Body parts and blood were strewn across the station and an unruly crowd of several hundred onlookers were roaming around with security forces unable to keep them away.
“I was waiting to get on a bus when I heard a deafening explosion then saw smoke. People were running around in panic,” said Mimi Daniels, who works in Abuja.
A Reuters cameraman saw 20 bodies at the station near Nyanyan bridge, about 8km south of Abuja. A second Reuters correspondent saw at least 15 bodies separately loaded into waiting ambulances.
“More than two buses carrying workers were cut up by the blast,” witness Kingsley Ajimobi said. “I saw many people in the bus dead, and many were injured.”
Police and the military did not immediately respond to requests for comment.
There was no immediate claim of responsibility but suspicion is likely to fall on Islamist militant group Boko Haram, which has waged an increasingly bloody insurgency in the northeast.
Suspected Islamist militants killed at least 60 people in an attack on a village in north-east Nigeria late last week. Eight people were killed in a separate attack at a teacher training college.
The Islamists, who want to carve an Islamic state out of Nigeria, have in the past year mostly concentrated their onslaught in the northeast, where their insurgency started.
There had been no attacks near the capital since suicide car bombers targeted the offices of Nigerian newspaper This Day in Abuja and the northern city of Kaduna in April 2012.
Security forces at the time said that was because a Boko Haram cell in neighbouring Niger state had been broken up.
A Christmas Day bombing of a church in Madalla, on the outskirts of Abuja, killed 37 people in 2011, although the main suspect in that attack is now behind bars.
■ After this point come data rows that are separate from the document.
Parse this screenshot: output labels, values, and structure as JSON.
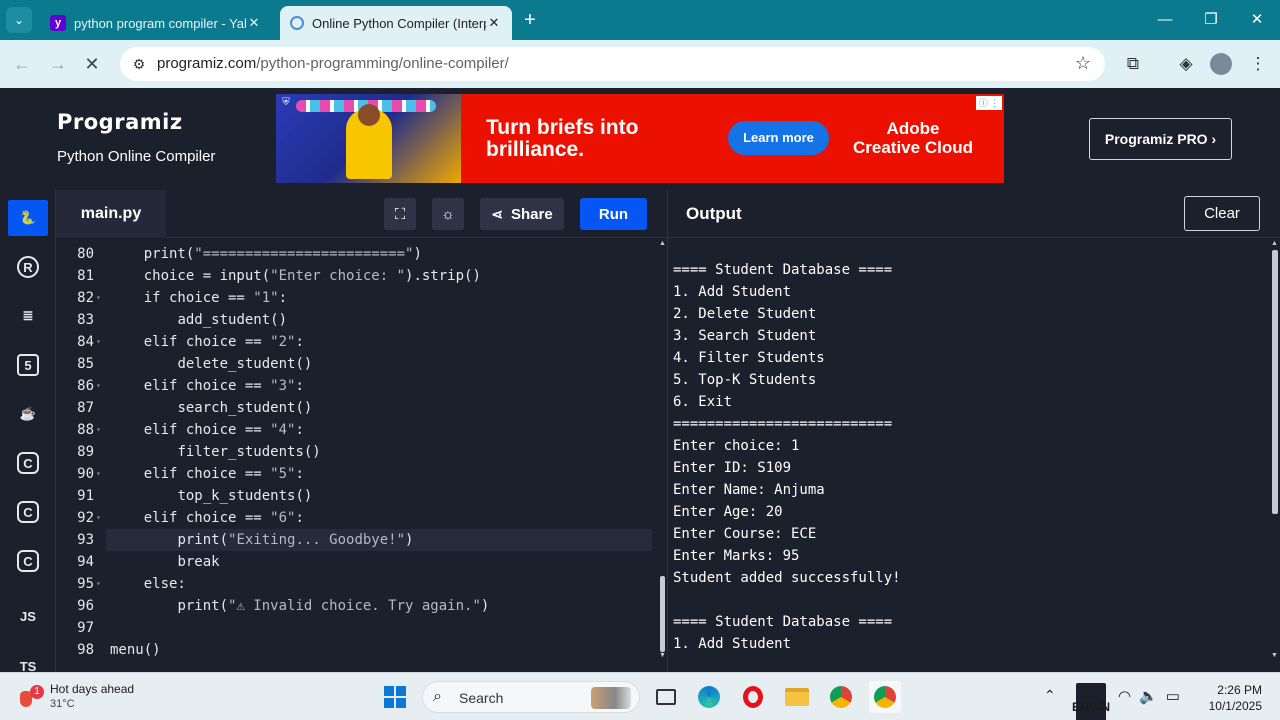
{
  "browser": {
    "tabs": [
      {
        "title": "python program compiler - Yah",
        "favicon": "yahoo-icon",
        "active": false
      },
      {
        "title": "Online Python Compiler (Interp",
        "favicon": "programiz-icon",
        "active": true
      }
    ],
    "url_domain": "programiz.com",
    "url_path": "/python-programming/online-compiler/",
    "accent_color": "#0b7a8f"
  },
  "site": {
    "brand": "Programiz",
    "subtitle": "Python Online Compiler",
    "pro_button": "Programiz PRO ›"
  },
  "ad": {
    "headline": "Turn briefs into brilliance.",
    "cta": "Learn more",
    "brand": "Adobe Creative Cloud"
  },
  "languages": [
    {
      "name": "python-icon",
      "label": "",
      "active": true
    },
    {
      "name": "r-icon",
      "label": "R"
    },
    {
      "name": "sql-icon",
      "label": ""
    },
    {
      "name": "html-icon",
      "label": "5"
    },
    {
      "name": "java-icon",
      "label": ""
    },
    {
      "name": "c-icon",
      "label": "C"
    },
    {
      "name": "cplusplus-icon",
      "label": "C"
    },
    {
      "name": "csharp-icon",
      "label": "C"
    },
    {
      "name": "js-icon",
      "label": "JS"
    },
    {
      "name": "ts-icon",
      "label": "TS"
    }
  ],
  "editor": {
    "filename": "main.py",
    "share_label": "Share",
    "run_label": "Run",
    "run_color": "#0556f3",
    "lines": [
      {
        "n": "80",
        "fold": false,
        "indent": "    ",
        "code": "print(",
        "str": "\"========================\"",
        "tail": ")"
      },
      {
        "n": "81",
        "fold": false,
        "indent": "    ",
        "code": "choice = input(",
        "str": "\"Enter choice: \"",
        "tail": ").strip()"
      },
      {
        "n": "82",
        "fold": true,
        "indent": "    ",
        "code": "if choice == ",
        "str": "\"1\"",
        "tail": ":"
      },
      {
        "n": "83",
        "fold": false,
        "indent": "        ",
        "code": "add_student()",
        "str": "",
        "tail": ""
      },
      {
        "n": "84",
        "fold": true,
        "indent": "    ",
        "code": "elif choice == ",
        "str": "\"2\"",
        "tail": ":"
      },
      {
        "n": "85",
        "fold": false,
        "indent": "        ",
        "code": "delete_student()",
        "str": "",
        "tail": ""
      },
      {
        "n": "86",
        "fold": true,
        "indent": "    ",
        "code": "elif choice == ",
        "str": "\"3\"",
        "tail": ":"
      },
      {
        "n": "87",
        "fold": false,
        "indent": "        ",
        "code": "search_student()",
        "str": "",
        "tail": ""
      },
      {
        "n": "88",
        "fold": true,
        "indent": "    ",
        "code": "elif choice == ",
        "str": "\"4\"",
        "tail": ":"
      },
      {
        "n": "89",
        "fold": false,
        "indent": "        ",
        "code": "filter_students()",
        "str": "",
        "tail": ""
      },
      {
        "n": "90",
        "fold": true,
        "indent": "    ",
        "code": "elif choice == ",
        "str": "\"5\"",
        "tail": ":"
      },
      {
        "n": "91",
        "fold": false,
        "indent": "        ",
        "code": "top_k_students()",
        "str": "",
        "tail": ""
      },
      {
        "n": "92",
        "fold": true,
        "indent": "    ",
        "code": "elif choice == ",
        "str": "\"6\"",
        "tail": ":"
      },
      {
        "n": "93",
        "fold": false,
        "indent": "        ",
        "code": "print(",
        "str": "\"Exiting... Goodbye!\"",
        "tail": ")",
        "current": true
      },
      {
        "n": "94",
        "fold": false,
        "indent": "        ",
        "code": "break",
        "str": "",
        "tail": ""
      },
      {
        "n": "95",
        "fold": true,
        "indent": "    ",
        "code": "else:",
        "str": "",
        "tail": ""
      },
      {
        "n": "96",
        "fold": false,
        "indent": "        ",
        "code": "print(",
        "str": "\"⚠ Invalid choice. Try again.\"",
        "tail": ")"
      },
      {
        "n": "97",
        "fold": false,
        "indent": "",
        "code": "",
        "str": "",
        "tail": ""
      },
      {
        "n": "98",
        "fold": false,
        "indent": "",
        "code": "menu()",
        "str": "",
        "tail": ""
      }
    ]
  },
  "output": {
    "title": "Output",
    "clear_label": "Clear",
    "lines": [
      "==== Student Database ====",
      "1. Add Student",
      "2. Delete Student",
      "3. Search Student",
      "4. Filter Students",
      "5. Top-K Students",
      "6. Exit",
      "==========================",
      "Enter choice: 1",
      "Enter ID: S109",
      "Enter Name: Anjuma",
      "Enter Age: 20",
      "Enter Course: ECE",
      "Enter Marks: 95",
      "Student added successfully!",
      "",
      "==== Student Database ====",
      "1. Add Student"
    ]
  },
  "taskbar": {
    "weather_title": "Hot days ahead",
    "weather_temp": "31°C",
    "weather_badge": "1",
    "search_label": "Search",
    "lang_line1": "ENG",
    "lang_line2": "IN",
    "time": "2:26 PM",
    "date": "10/1/2025"
  }
}
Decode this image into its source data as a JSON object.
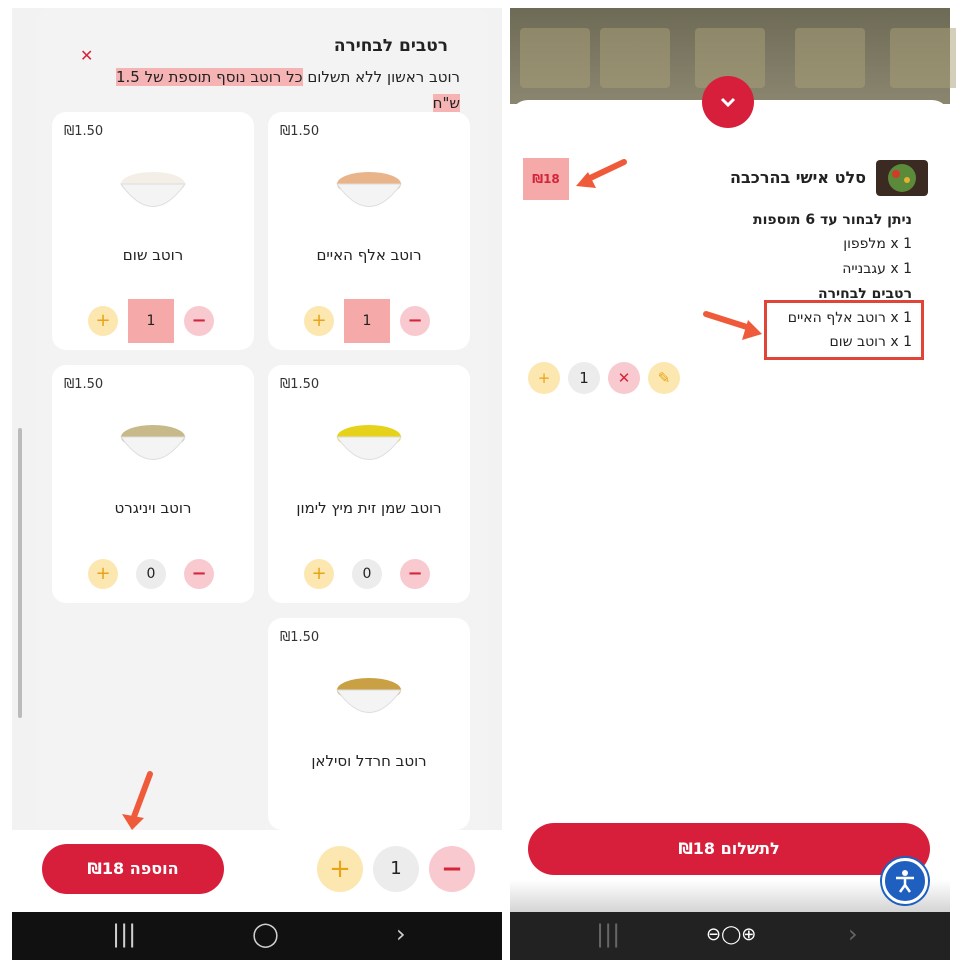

Boko Haram also claimed responsibility for a bomb attack on the United Nations' Nigeria headquarters that killed 24 people on August 26, 2011.
Boko Haram, which in the Hausa language of largely Muslim northern Nigeria means “Western education is sinful”, is loosely modelled on the Taliban movement in Afghanistan, and has forged ties with al-Qaeda-linked militants in the Sahara. - Reuters